Begin running the underlayment at the edge of the roof, over the ice and water barrier and the drip edge. Fasten it down with cap nails just above the drip edge. Place the cap nails every four to six inches along the edge and then spread them out to around eight to ten inches around the rest of the underlayment.

Overlap the first row with the next by at least six inches and follow the nailing pattern of the first with close nails at the edge and nails spread out more towards the middle. Continue the same pattern of overlapping and nailing until just below the roof’s ridge. Finish the underlayment by running the material over top of the ridge so that it drops down and cover the top edge of both rows of underlayment on either side. Fasten both bottom edges of the underlayment down firmly and you’ve finished the installation.

Laying the New Roof

Follow all the manufacturer’s installation instructions to get the new roof down in place. When laying a shingle roof, make sure to use starter shingles at the bottom and sides. Stagger each row to keep shingles from leaking water. All the nails holding the shingles in place should be just under the tar strip on the shingles and installed so that no heads are showing.

When installing a metal roof, get everything square before starting and screw up the vertical edge, screwing into each of the ridges rather than the flats. By screwing each vertical row before moving to the next the roof will go on flatter. Stick with quality screws that have wide rubber washers for maximum coverage and protection. Screwing into the ridges rather than the flats helps protect the screws from pooling water and will naturally keep water away from the fasteners overall.

The Valley Flashing Goes Underneath

If you have any valleys on your home’s roof, it’s important to make sure that the valley flashing goes underneath the shingles or metal roofing. This flashing is designed to divert water down your roof and into the gutter system if you have one. If it’s installed on top of the roofing water can get in behind it and down into your roof itself. That’s why you want to protect it by installed it underneath the roofing. With the flashing underneath your roofing it is important to put a strong bead of roofing cement over top of the edges of flashing down your roof. This protects against water blowing up the side of the flashing and underneath the roofing and will help keep your roof dry.

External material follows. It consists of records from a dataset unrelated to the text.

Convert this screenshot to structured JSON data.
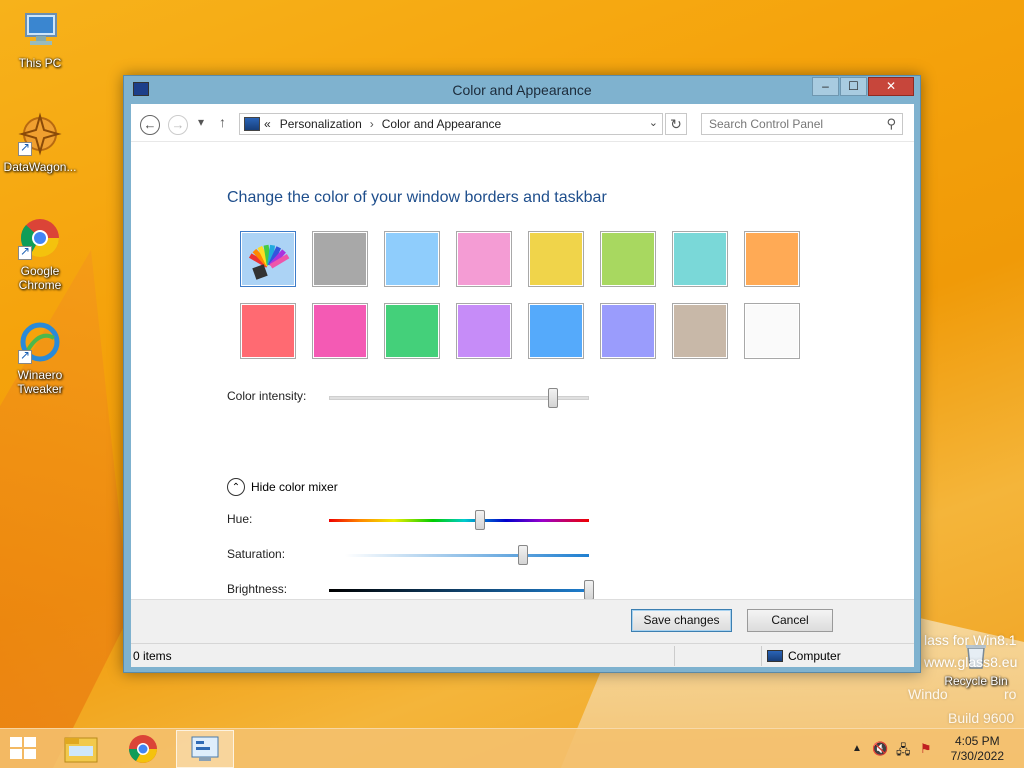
{
  "desktop": {
    "icons": [
      {
        "label": "This PC"
      },
      {
        "label": "DataWagon..."
      },
      {
        "label": "Google Chrome"
      },
      {
        "label": "Winaero Tweaker"
      },
      {
        "label": "Recycle Bin"
      }
    ],
    "watermark": {
      "line1": "lass for Win8.1",
      "line2": "www.glass8.eu",
      "line3": "Windo",
      "line3b": "ro",
      "line4": "Build 9600"
    }
  },
  "window": {
    "title": "Color and Appearance",
    "buttons": {
      "minimize": "–",
      "maximize": "☐",
      "close": "✕"
    },
    "nav": {
      "back": "←",
      "forward": "→",
      "recent": "▾",
      "up": "↑"
    },
    "address": {
      "overflow": "«",
      "crumbs": [
        "Personalization",
        "Color and Appearance"
      ],
      "dropdown": "⌄",
      "refresh": "↻"
    },
    "search": {
      "placeholder": "Search Control Panel",
      "icon": "⚲"
    },
    "heading": "Change the color of your window borders and taskbar",
    "swatches": [
      {
        "name": "automatic",
        "color": "#acd3f5",
        "selected": true
      },
      {
        "name": "gray",
        "color": "#a8a8a8"
      },
      {
        "name": "light-blue",
        "color": "#8fcdfc"
      },
      {
        "name": "pink",
        "color": "#f49cd4"
      },
      {
        "name": "yellow",
        "color": "#f0d44a"
      },
      {
        "name": "green",
        "color": "#a8d860"
      },
      {
        "name": "teal",
        "color": "#7ad8d8"
      },
      {
        "name": "orange",
        "color": "#ffaa55"
      },
      {
        "name": "red",
        "color": "#ff6a72"
      },
      {
        "name": "magenta",
        "color": "#f45ab4"
      },
      {
        "name": "emerald",
        "color": "#44d07a"
      },
      {
        "name": "purple",
        "color": "#c68cf8"
      },
      {
        "name": "blue",
        "color": "#55aafb"
      },
      {
        "name": "periwinkle",
        "color": "#9a9cfc"
      },
      {
        "name": "taupe",
        "color": "#c8b8a8"
      },
      {
        "name": "white",
        "color": "#fafafa"
      }
    ],
    "intensity": {
      "label": "Color intensity:",
      "value": 0.86
    },
    "mixer": {
      "toggle_label": "Hide color mixer",
      "toggle_icon": "⌃",
      "hue": {
        "label": "Hue:",
        "value": 0.58
      },
      "saturation": {
        "label": "Saturation:",
        "value": 0.73
      },
      "brightness": {
        "label": "Brightness:",
        "value": 1.0
      }
    },
    "footer": {
      "save_label": "Save changes",
      "cancel_label": "Cancel"
    },
    "status": {
      "items": "0 items",
      "location": "Computer"
    }
  },
  "taskbar": {
    "time": "4:05 PM",
    "date": "7/30/2022",
    "tray_icons": [
      "▲",
      "🔇",
      "🖧",
      "⚑"
    ]
  }
}
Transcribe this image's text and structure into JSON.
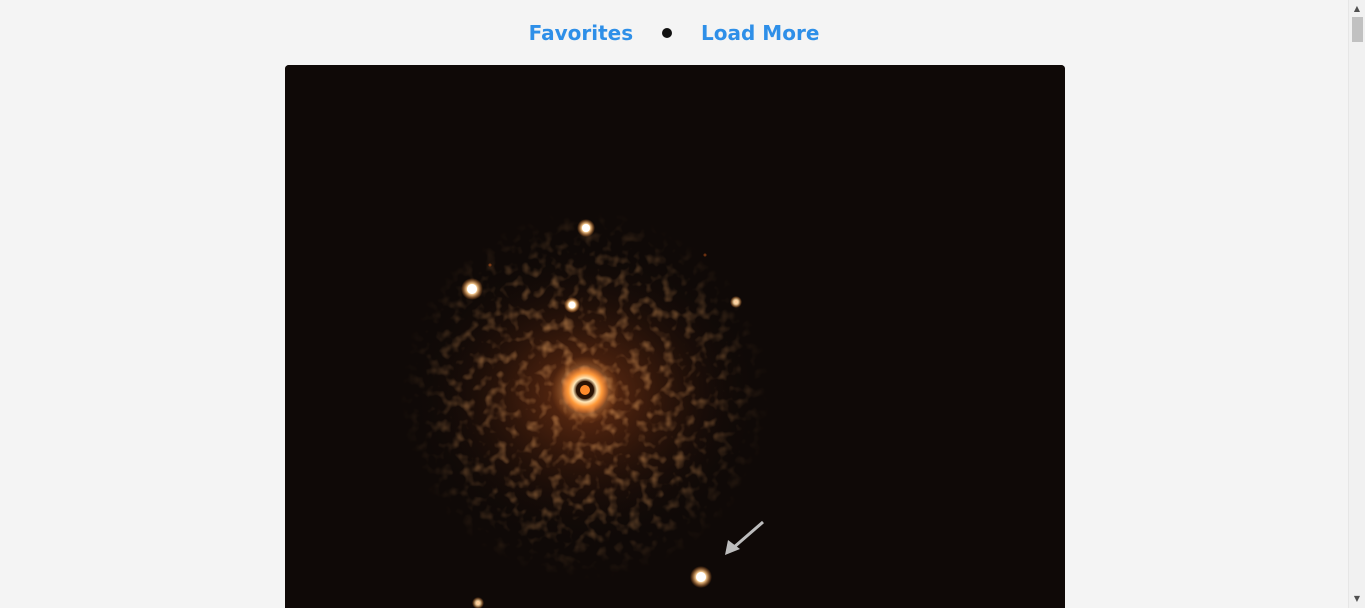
{
  "nav": {
    "favorites_label": "Favorites",
    "load_more_label": "Load More",
    "link_color": "#2e8fe8"
  },
  "photo": {
    "subject": "star with exoplanets image",
    "background_color": "#0f0907"
  },
  "scrollbar": {
    "up_arrow_icon": "triangle-up-icon",
    "down_arrow_icon": "triangle-down-icon",
    "up_glyph": "▲",
    "down_glyph": "▼"
  }
}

roof replacement

Decide What to Leave up to the Pros

While you can probably complete all of these steps yourself there are some steps that are easier than others. For instance, tearing off an old roof is something that most any handyman can handle with enough time and will power. If you’re looking for a way to save on your next roofing project, but you don’t want to do all of the more difficult parts, you should consider handling the tear off and leaving the installation up to the pros. This will save you big and you’ll still have the reassurance of having your roof installed by a professional.

Now that you know everything that’s involved with the project you can decide if it’s something that you want to try at all. Re-roofing a house is a comprehensive task and something that shouldn’t be taken on lightly. Be sure to plan for clear weather and get to work right away so that you can accomplish the project before rain has a chance to make its way into your home. When roofing, getting the job done quickly is vital.

Share this article